I think I’m interested in legacy. If this affects artists after me, then I want that sort of real change to happen. When I’m thinking about what specifically, not just tokenistic. I guess I want people to re-address their collections. Not just ‘Heather, we want you in our collection because we're having a think about black work in our collection’, but really, ‘What are you trying to say with this?’ I feel, for me as an artist, I’m also being way more defiant. I have these collections, and people will say ‘Heather I want to buy your work’ and I think ‘Why’? (laughs). A year ago, I would’ve said ‘Yes, definitely, yes. Take the work!’ and now I’m thinking ‘Why? What are you doing with the work? Where is it going? Do you understand what the work is? You haven’t even pronounced Aida’s name properly’ or, ‘Do you even know what I’m talking about?’. So I understand there is power in our stories and our art work, and it's not just about aesthetics. There is a wider significance. It’s really just to empower other artists. I’m doing way more interviews about that conversation, because it happens in secret sometimes, and I just don’t want that.

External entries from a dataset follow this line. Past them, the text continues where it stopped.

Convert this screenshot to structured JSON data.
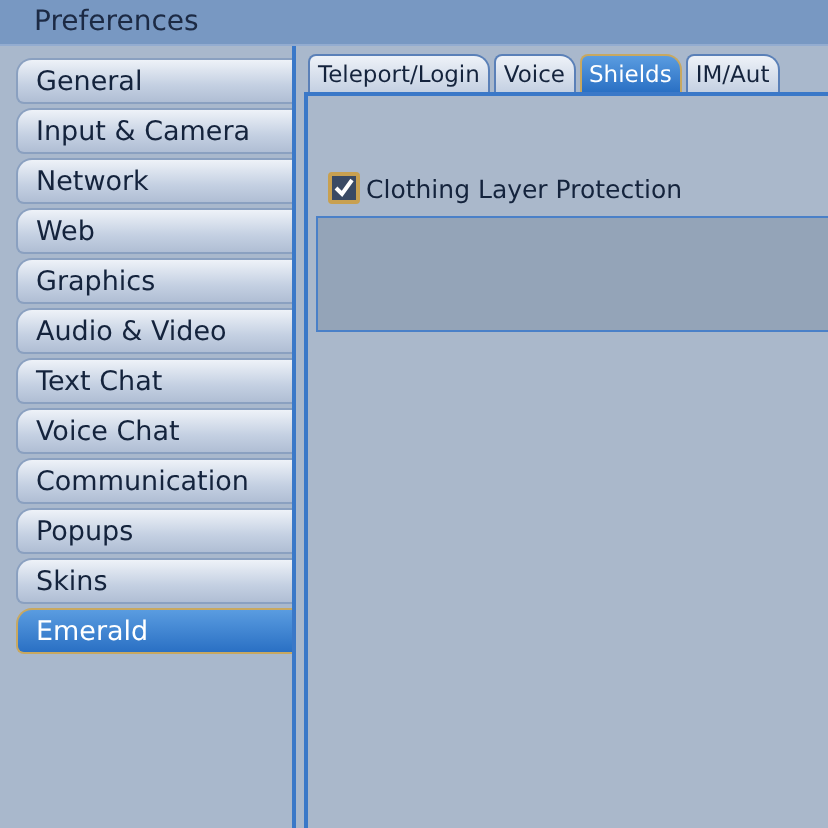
{
  "window": {
    "title": "Preferences"
  },
  "sidebar": {
    "items": [
      {
        "label": "General",
        "selected": false
      },
      {
        "label": "Input & Camera",
        "selected": false
      },
      {
        "label": "Network",
        "selected": false
      },
      {
        "label": "Web",
        "selected": false
      },
      {
        "label": "Graphics",
        "selected": false
      },
      {
        "label": "Audio & Video",
        "selected": false
      },
      {
        "label": "Text Chat",
        "selected": false
      },
      {
        "label": "Voice Chat",
        "selected": false
      },
      {
        "label": "Communication",
        "selected": false
      },
      {
        "label": "Popups",
        "selected": false
      },
      {
        "label": "Skins",
        "selected": false
      },
      {
        "label": "Emerald",
        "selected": true
      }
    ]
  },
  "tabs": [
    {
      "label": "Teleport/Login",
      "selected": false
    },
    {
      "label": "Voice",
      "selected": false
    },
    {
      "label": "Shields",
      "selected": true
    },
    {
      "label": "IM/Aut",
      "selected": false
    }
  ],
  "options": [
    {
      "label": "Clothing Layer Protection",
      "checked": true
    }
  ]
}
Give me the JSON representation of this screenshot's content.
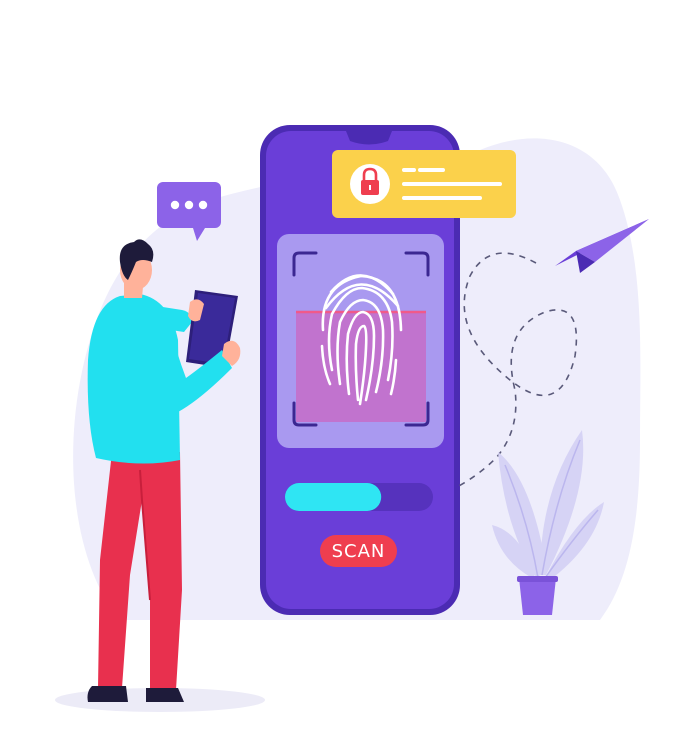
{
  "illustration": {
    "theme": "fingerprint-authentication",
    "colors": {
      "background_blob": "#eeedfb",
      "phone_body": "#6a3ed8",
      "phone_outline": "#4b2bb3",
      "screen_inner": "#a999f0",
      "scan_highlight": "#c173ce",
      "scan_line": "#f05a8a",
      "fingerprint": "#ffffff",
      "notification_bg": "#fbd14b",
      "lock_circle": "#ffffff",
      "lock_red": "#ef3e4f",
      "progress_track": "#5632bd",
      "progress_fill": "#2fe5f3",
      "scan_button": "#ef3e4f",
      "speech_bubble": "#8c63e8",
      "paper_plane": "#8c63e8",
      "shirt": "#22e0ef",
      "pants": "#e8304e",
      "skin": "#ffb29a",
      "hair": "#1e1b3a",
      "plant_leaves": "#d6d3f5",
      "pot": "#8c63e8"
    },
    "icons": [
      "lock-icon",
      "fingerprint-icon",
      "paper-plane-icon",
      "speech-bubble-icon",
      "plant-icon"
    ]
  },
  "phone": {
    "scan_button_label": "SCAN",
    "progress_fraction": 0.65
  }
}
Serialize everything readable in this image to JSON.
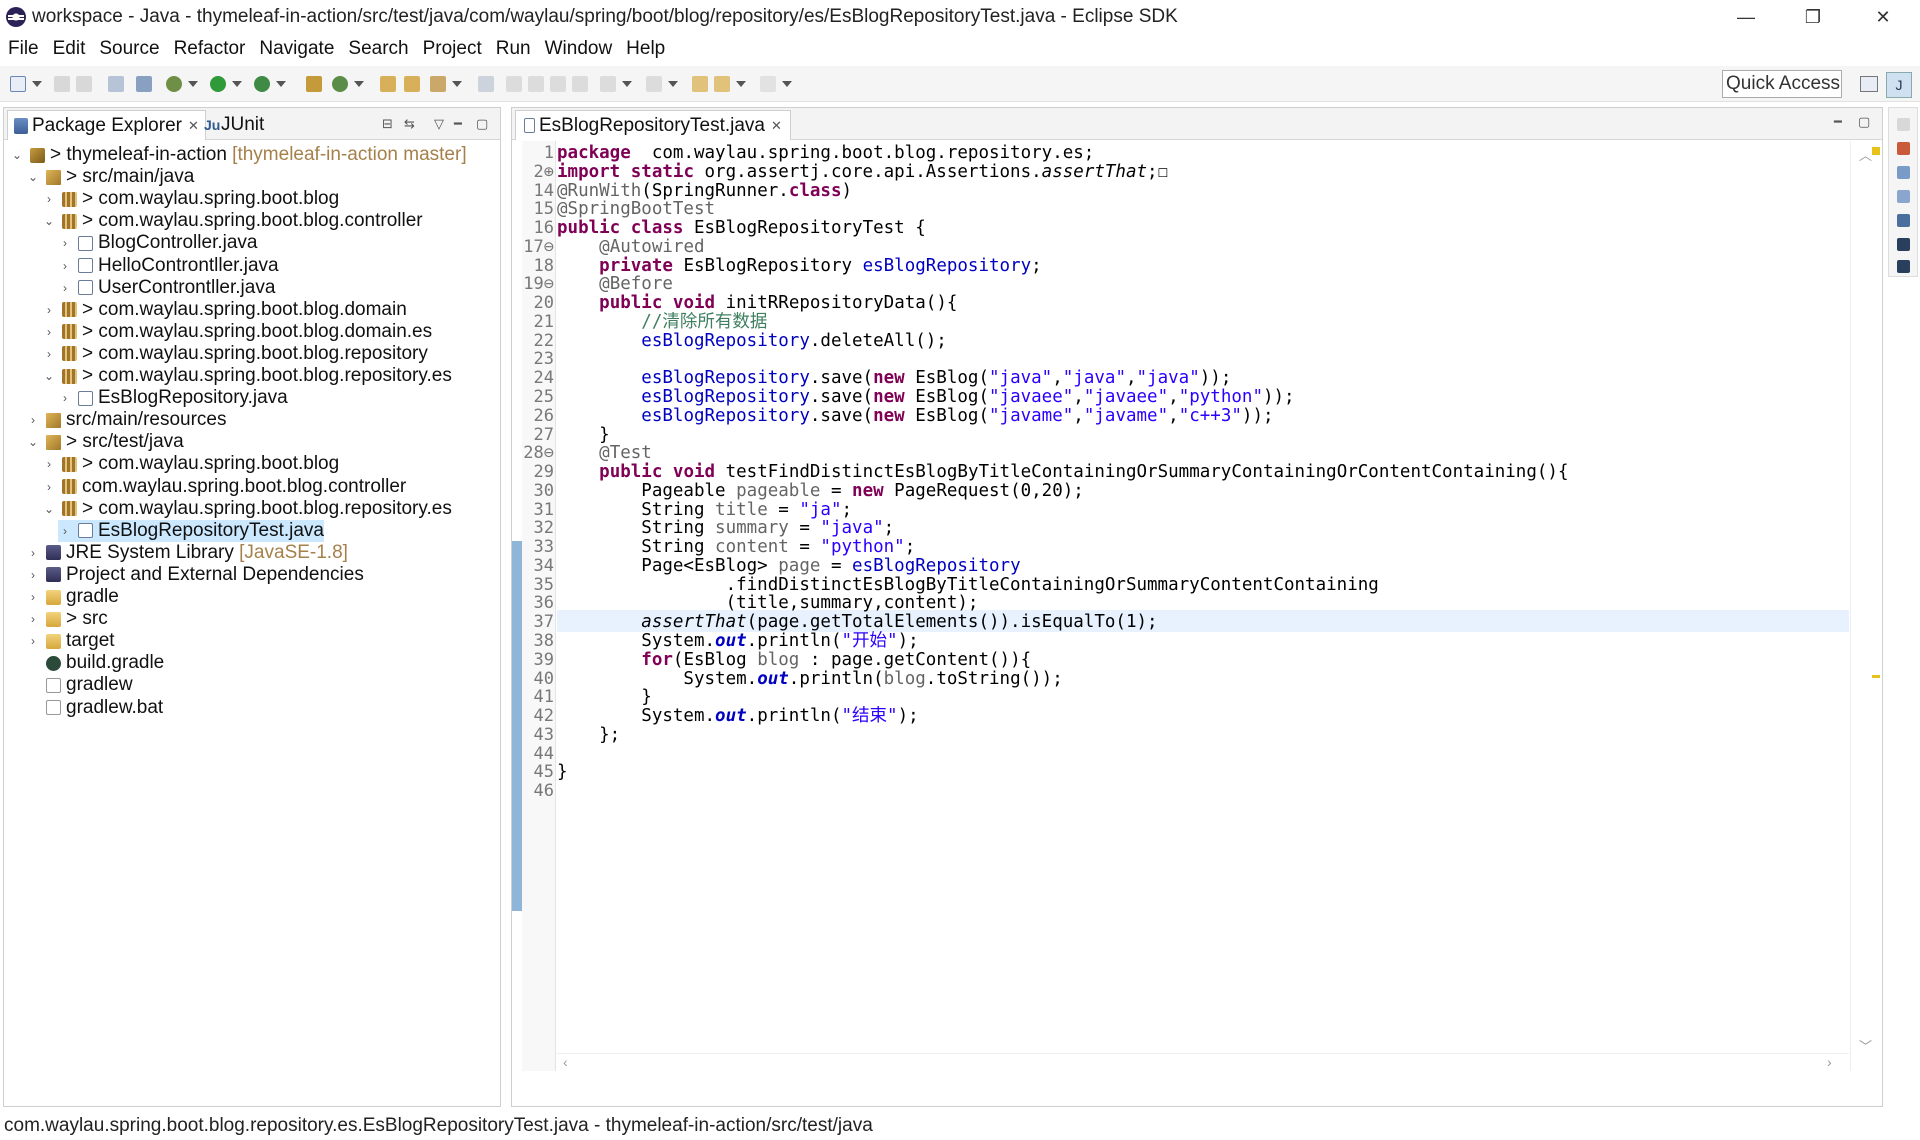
{
  "window": {
    "title": "workspace - Java - thymeleaf-in-action/src/test/java/com/waylau/spring/boot/blog/repository/es/EsBlogRepositoryTest.java - Eclipse SDK",
    "min": "—",
    "max": "❐",
    "close": "✕"
  },
  "menu": [
    "File",
    "Edit",
    "Source",
    "Refactor",
    "Navigate",
    "Search",
    "Project",
    "Run",
    "Window",
    "Help"
  ],
  "toolbar": {
    "quick_access": "Quick Access"
  },
  "explorer": {
    "tab_package_explorer": "Package Explorer",
    "tab_junit": "JUnit",
    "tree": [
      {
        "indent": 0,
        "twisty": "⌄",
        "icon": "project",
        "prefix": "> ",
        "label": "thymeleaf-in-action",
        "decor": " [thymeleaf-in-action master]"
      },
      {
        "indent": 1,
        "twisty": "⌄",
        "icon": "srcfolder",
        "prefix": "> ",
        "label": "src/main/java",
        "decor": ""
      },
      {
        "indent": 2,
        "twisty": "›",
        "icon": "package",
        "prefix": "> ",
        "label": "com.waylau.spring.boot.blog",
        "decor": ""
      },
      {
        "indent": 2,
        "twisty": "⌄",
        "icon": "package",
        "prefix": "> ",
        "label": "com.waylau.spring.boot.blog.controller",
        "decor": ""
      },
      {
        "indent": 3,
        "twisty": "›",
        "icon": "java",
        "prefix": "",
        "label": "BlogController.java",
        "decor": ""
      },
      {
        "indent": 3,
        "twisty": "›",
        "icon": "java",
        "prefix": "",
        "label": "HelloControntller.java",
        "decor": ""
      },
      {
        "indent": 3,
        "twisty": "›",
        "icon": "java",
        "prefix": "",
        "label": "UserControntller.java",
        "decor": ""
      },
      {
        "indent": 2,
        "twisty": "›",
        "icon": "package",
        "prefix": "> ",
        "label": "com.waylau.spring.boot.blog.domain",
        "decor": ""
      },
      {
        "indent": 2,
        "twisty": "›",
        "icon": "package",
        "prefix": "> ",
        "label": "com.waylau.spring.boot.blog.domain.es",
        "decor": ""
      },
      {
        "indent": 2,
        "twisty": "›",
        "icon": "package",
        "prefix": "> ",
        "label": "com.waylau.spring.boot.blog.repository",
        "decor": ""
      },
      {
        "indent": 2,
        "twisty": "⌄",
        "icon": "package",
        "prefix": "> ",
        "label": "com.waylau.spring.boot.blog.repository.es",
        "decor": ""
      },
      {
        "indent": 3,
        "twisty": "›",
        "icon": "java",
        "prefix": "",
        "label": "EsBlogRepository.java",
        "decor": ""
      },
      {
        "indent": 1,
        "twisty": "›",
        "icon": "srcfolder",
        "prefix": "",
        "label": "src/main/resources",
        "decor": ""
      },
      {
        "indent": 1,
        "twisty": "⌄",
        "icon": "srcfolder",
        "prefix": "> ",
        "label": "src/test/java",
        "decor": ""
      },
      {
        "indent": 2,
        "twisty": "›",
        "icon": "package",
        "prefix": "> ",
        "label": "com.waylau.spring.boot.blog",
        "decor": ""
      },
      {
        "indent": 2,
        "twisty": "›",
        "icon": "package",
        "prefix": "",
        "label": "com.waylau.spring.boot.blog.controller",
        "decor": ""
      },
      {
        "indent": 2,
        "twisty": "⌄",
        "icon": "package",
        "prefix": "> ",
        "label": "com.waylau.spring.boot.blog.repository.es",
        "decor": ""
      },
      {
        "indent": 3,
        "twisty": "›",
        "icon": "java",
        "prefix": "",
        "label": "EsBlogRepositoryTest.java",
        "decor": "",
        "selected": true
      },
      {
        "indent": 1,
        "twisty": "›",
        "icon": "library",
        "prefix": "",
        "label": "JRE System Library",
        "decor": " [JavaSE-1.8]"
      },
      {
        "indent": 1,
        "twisty": "›",
        "icon": "library",
        "prefix": "",
        "label": "Project and External Dependencies",
        "decor": ""
      },
      {
        "indent": 1,
        "twisty": "›",
        "icon": "folder",
        "prefix": "",
        "label": "gradle",
        "decor": ""
      },
      {
        "indent": 1,
        "twisty": "›",
        "icon": "folder",
        "prefix": "> ",
        "label": "src",
        "decor": ""
      },
      {
        "indent": 1,
        "twisty": "›",
        "icon": "folder",
        "prefix": "",
        "label": "target",
        "decor": ""
      },
      {
        "indent": 1,
        "twisty": "",
        "icon": "gradle",
        "prefix": "",
        "label": "build.gradle",
        "decor": ""
      },
      {
        "indent": 1,
        "twisty": "",
        "icon": "file",
        "prefix": "",
        "label": "gradlew",
        "decor": ""
      },
      {
        "indent": 1,
        "twisty": "",
        "icon": "file",
        "prefix": "",
        "label": "gradlew.bat",
        "decor": ""
      }
    ]
  },
  "editor": {
    "tab_label": "EsBlogRepositoryTest.java",
    "line_numbers": [
      "1",
      "2⊕",
      "14",
      "15",
      "16",
      "17⊖",
      "18",
      "19⊖",
      "20",
      "21",
      "22",
      "23",
      "24",
      "25",
      "26",
      "27",
      "28⊖",
      "29",
      "30",
      "31",
      "32",
      "33",
      "34",
      "35",
      "36",
      "37",
      "38",
      "39",
      "40",
      "41",
      "42",
      "43",
      "44",
      "45",
      "46"
    ],
    "code": [
      [
        [
          "kw",
          "package"
        ],
        [
          "",
          "  com.waylau.spring.boot.blog.repository.es;"
        ]
      ],
      [
        [
          "kw",
          "import"
        ],
        [
          "",
          " "
        ],
        [
          "kw",
          "static"
        ],
        [
          "",
          " org.assertj.core.api.Assertions."
        ],
        [
          "smeth",
          "assertThat"
        ],
        [
          "",
          ";☐"
        ]
      ],
      [
        [
          "ann",
          "@RunWith"
        ],
        [
          "",
          "(SpringRunner."
        ],
        [
          "kw",
          "class"
        ],
        [
          "",
          ")"
        ]
      ],
      [
        [
          "ann",
          "@SpringBootTest"
        ]
      ],
      [
        [
          "kw",
          "public"
        ],
        [
          "",
          " "
        ],
        [
          "kw",
          "class"
        ],
        [
          "",
          " EsBlogRepositoryTest {"
        ]
      ],
      [
        [
          "",
          "    "
        ],
        [
          "ann",
          "@Autowired"
        ]
      ],
      [
        [
          "",
          "    "
        ],
        [
          "kw",
          "private"
        ],
        [
          "",
          " EsBlogRepository "
        ],
        [
          "fld",
          "esBlogRepository"
        ],
        [
          "",
          ";"
        ]
      ],
      [
        [
          "",
          "    "
        ],
        [
          "ann",
          "@Before"
        ]
      ],
      [
        [
          "",
          "    "
        ],
        [
          "kw",
          "public"
        ],
        [
          "",
          " "
        ],
        [
          "kw",
          "void"
        ],
        [
          "",
          " initRRepositoryData(){"
        ]
      ],
      [
        [
          "",
          "        "
        ],
        [
          "cmt",
          "//清除所有数据"
        ]
      ],
      [
        [
          "",
          "        "
        ],
        [
          "fld",
          "esBlogRepository"
        ],
        [
          "",
          ".deleteAll();"
        ]
      ],
      [
        [
          "",
          ""
        ]
      ],
      [
        [
          "",
          "        "
        ],
        [
          "fld",
          "esBlogRepository"
        ],
        [
          "",
          ".save("
        ],
        [
          "kw",
          "new"
        ],
        [
          "",
          " EsBlog("
        ],
        [
          "str",
          "\"java\""
        ],
        [
          "",
          ","
        ],
        [
          "str",
          "\"java\""
        ],
        [
          "",
          ","
        ],
        [
          "str",
          "\"java\""
        ],
        [
          "",
          "));"
        ]
      ],
      [
        [
          "",
          "        "
        ],
        [
          "fld",
          "esBlogRepository"
        ],
        [
          "",
          ".save("
        ],
        [
          "kw",
          "new"
        ],
        [
          "",
          " EsBlog("
        ],
        [
          "str",
          "\"javaee\""
        ],
        [
          "",
          ","
        ],
        [
          "str",
          "\"javaee\""
        ],
        [
          "",
          ","
        ],
        [
          "str",
          "\"python\""
        ],
        [
          "",
          "));"
        ]
      ],
      [
        [
          "",
          "        "
        ],
        [
          "fld",
          "esBlogRepository"
        ],
        [
          "",
          ".save("
        ],
        [
          "kw",
          "new"
        ],
        [
          "",
          " EsBlog("
        ],
        [
          "str",
          "\"javame\""
        ],
        [
          "",
          ","
        ],
        [
          "str",
          "\"javame\""
        ],
        [
          "",
          ","
        ],
        [
          "str",
          "\"c++3\""
        ],
        [
          "",
          "));"
        ]
      ],
      [
        [
          "",
          "    }"
        ]
      ],
      [
        [
          "",
          "    "
        ],
        [
          "ann",
          "@Test"
        ]
      ],
      [
        [
          "",
          "    "
        ],
        [
          "kw",
          "public"
        ],
        [
          "",
          " "
        ],
        [
          "kw",
          "void"
        ],
        [
          "",
          " testFindDistinctEsBlogByTitleContainingOrSummaryContainingOrContentContaining(){"
        ]
      ],
      [
        [
          "",
          "        Pageable "
        ],
        [
          "ann",
          "pageable"
        ],
        [
          "",
          " = "
        ],
        [
          "kw",
          "new"
        ],
        [
          "",
          " PageRequest(0,20);"
        ]
      ],
      [
        [
          "",
          "        String "
        ],
        [
          "ann",
          "title"
        ],
        [
          "",
          " = "
        ],
        [
          "str",
          "\"ja\""
        ],
        [
          "",
          ";"
        ]
      ],
      [
        [
          "",
          "        String "
        ],
        [
          "ann",
          "summary"
        ],
        [
          "",
          " = "
        ],
        [
          "str",
          "\"java\""
        ],
        [
          "",
          ";"
        ]
      ],
      [
        [
          "",
          "        String "
        ],
        [
          "ann",
          "content"
        ],
        [
          "",
          " = "
        ],
        [
          "str",
          "\"python\""
        ],
        [
          "",
          ";"
        ]
      ],
      [
        [
          "",
          "        Page<EsBlog> "
        ],
        [
          "ann",
          "page"
        ],
        [
          "",
          " = "
        ],
        [
          "fld",
          "esBlogRepository"
        ]
      ],
      [
        [
          "",
          "                .findDistinctEsBlogByTitleContainingOrSummaryContentContaining"
        ]
      ],
      [
        [
          "",
          "                (title,summary,content);"
        ]
      ],
      [
        [
          "",
          "        "
        ],
        [
          "smeth",
          "assertThat"
        ],
        [
          "",
          "(page.getTotalElements()).isEqualTo(1);"
        ]
      ],
      [
        [
          "",
          "        System."
        ],
        [
          "sfld",
          "out"
        ],
        [
          "",
          ".println("
        ],
        [
          "str",
          "\"开始\""
        ],
        [
          "",
          ");"
        ]
      ],
      [
        [
          "",
          "        "
        ],
        [
          "kw",
          "for"
        ],
        [
          "",
          "(EsBlog "
        ],
        [
          "ann",
          "blog"
        ],
        [
          "",
          " : page.getContent()){"
        ]
      ],
      [
        [
          "",
          "            System."
        ],
        [
          "sfld",
          "out"
        ],
        [
          "",
          ".println("
        ],
        [
          "ann",
          "blog"
        ],
        [
          "",
          ".toString());"
        ]
      ],
      [
        [
          "",
          "        }"
        ]
      ],
      [
        [
          "",
          "        System."
        ],
        [
          "sfld",
          "out"
        ],
        [
          "",
          ".println("
        ],
        [
          "str",
          "\"结束\""
        ],
        [
          "",
          ");"
        ]
      ],
      [
        [
          "",
          "    };"
        ]
      ],
      [
        [
          "",
          ""
        ]
      ],
      [
        [
          "",
          "}"
        ]
      ],
      [
        [
          "",
          ""
        ]
      ]
    ]
  },
  "status": {
    "text": "com.waylau.spring.boot.blog.repository.es.EsBlogRepositoryTest.java - thymeleaf-in-action/src/test/java"
  }
}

P- Why Photo Fringe?
H- I think it might have been because of judges like Mariama Attah. I really respected their opinions. I think that was my initial draw to the OPEN20 competition. I just wanted their feedback! You’re often working by yourself, and you’re thinking ‘I hope this makes sense. Does this make sense?’. I know Photo Fringe has always been quite experimental with how they present work. Not just like ‘here’s this 2-d image’. It felt like there were conversations happening. It’s a very enriched festival to be a part of and that’s what drew me in. They wrote an anti-racism statement. It just felt like they’re trying to do something. It’s not just talk.
Heather Agyepong is a visual artist, performer/actor and maker who lives and works in London. Agyepong's art practice is concerned with mental health and wellbeing, invisibility, the diaspora and the archive. She uses both lens-based practices and performance with an aim to culminate a cathartic experience for both herself and the viewer.
Heather has been nominated for Prix Pictet & Paul Huf Award in 2016 & 2018. Her work exists in collections including Autograph ABP, Hyman Collection, New Orleans Museum of Art and Mead Art Museum. Also, nominated for the South Bank Sky Arts Breakthrough Award 2018; the Firecracker Photographic Grant 2020 and recently selected for FOAM TALENT 2021.
Pelumi Odubanjo is a freelance London-based multidisciplinary artist, writer, and curator. Having recently completed her MA in Contemporary Art Theory at Goldsmith’s, University of London, her current work is centred around archival imagery which explore black liberatory practices, and is informed by a black feminist epistemology. Her most recent awards and projects include receiving the Forshaw Fine Art Endowment Award (2019), curating for the Tate Exchange at Tate Modern, producing for Stance Podcasts, co-founding the art research collective Contakt Collective, and being the selected curator-in-residence with the Black Cultural Archives (2020).
Our relationships to historical images and vernaculars form a crucial medium for Pelumi as a photographer, researcher, and artist, with her practice exploring and reflecting upon the intersectionality of women, migration and black identity with means to unravel our understandings of archival practice.